*Work to be completed:* I'd like every line from the material below that has "添加新模型" in it.

*Information shown:*

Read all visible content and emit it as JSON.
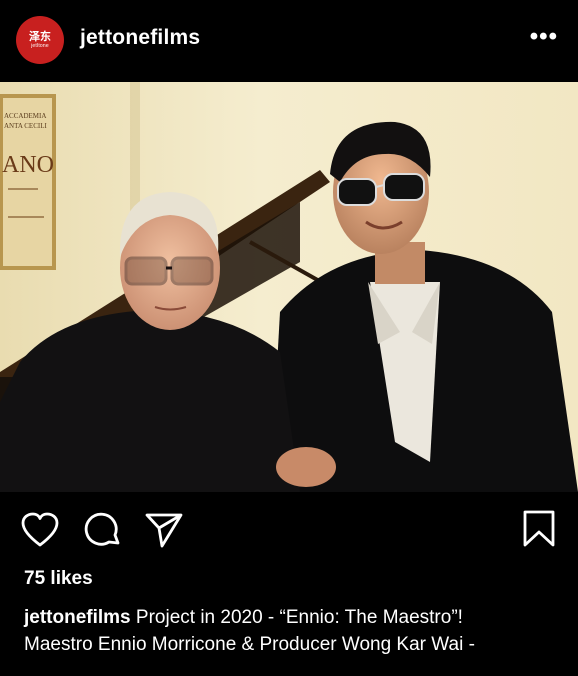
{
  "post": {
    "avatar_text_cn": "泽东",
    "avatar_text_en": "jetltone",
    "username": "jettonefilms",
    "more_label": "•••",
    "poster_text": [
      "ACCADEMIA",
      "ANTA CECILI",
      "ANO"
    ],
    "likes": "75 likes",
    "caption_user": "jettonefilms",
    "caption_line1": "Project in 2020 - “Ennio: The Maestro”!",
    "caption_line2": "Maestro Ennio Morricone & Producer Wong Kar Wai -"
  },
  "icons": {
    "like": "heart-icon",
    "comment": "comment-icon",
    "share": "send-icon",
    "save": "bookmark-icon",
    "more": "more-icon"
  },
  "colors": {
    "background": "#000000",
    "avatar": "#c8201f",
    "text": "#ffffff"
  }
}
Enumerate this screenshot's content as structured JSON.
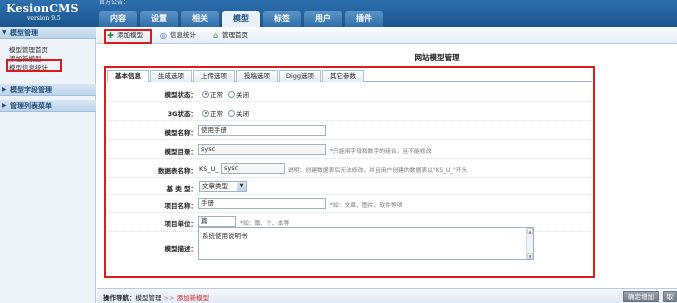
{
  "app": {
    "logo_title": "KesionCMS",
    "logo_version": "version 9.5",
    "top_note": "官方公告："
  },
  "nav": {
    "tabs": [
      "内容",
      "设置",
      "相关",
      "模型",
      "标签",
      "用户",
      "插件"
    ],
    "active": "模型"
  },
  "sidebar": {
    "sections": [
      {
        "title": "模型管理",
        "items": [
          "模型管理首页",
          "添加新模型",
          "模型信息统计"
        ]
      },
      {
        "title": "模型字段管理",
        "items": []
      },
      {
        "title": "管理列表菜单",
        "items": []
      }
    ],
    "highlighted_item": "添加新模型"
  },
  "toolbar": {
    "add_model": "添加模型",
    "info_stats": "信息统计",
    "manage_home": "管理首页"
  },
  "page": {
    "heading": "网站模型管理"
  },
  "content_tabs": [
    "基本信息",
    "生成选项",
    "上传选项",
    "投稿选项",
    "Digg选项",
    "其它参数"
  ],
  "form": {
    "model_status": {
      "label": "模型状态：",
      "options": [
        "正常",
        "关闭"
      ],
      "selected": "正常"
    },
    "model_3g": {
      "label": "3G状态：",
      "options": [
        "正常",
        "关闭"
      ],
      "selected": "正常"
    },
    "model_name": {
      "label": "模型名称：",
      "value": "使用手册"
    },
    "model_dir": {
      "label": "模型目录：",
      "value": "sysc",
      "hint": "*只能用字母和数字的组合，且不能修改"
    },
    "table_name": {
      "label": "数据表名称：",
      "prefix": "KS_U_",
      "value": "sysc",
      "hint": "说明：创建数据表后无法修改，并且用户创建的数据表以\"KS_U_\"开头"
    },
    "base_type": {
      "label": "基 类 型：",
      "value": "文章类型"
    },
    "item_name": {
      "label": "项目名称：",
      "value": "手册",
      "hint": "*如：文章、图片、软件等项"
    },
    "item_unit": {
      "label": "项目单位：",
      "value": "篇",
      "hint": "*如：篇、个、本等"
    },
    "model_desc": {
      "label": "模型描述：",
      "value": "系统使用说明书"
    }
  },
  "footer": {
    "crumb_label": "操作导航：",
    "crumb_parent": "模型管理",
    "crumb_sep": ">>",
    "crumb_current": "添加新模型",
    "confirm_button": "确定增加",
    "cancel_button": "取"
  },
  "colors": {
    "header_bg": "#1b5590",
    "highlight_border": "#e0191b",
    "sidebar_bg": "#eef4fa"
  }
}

*Answer:*
          "添加新模型",
    "highlighted_item": "添加新模型"
    "crumb_current": "添加新模型",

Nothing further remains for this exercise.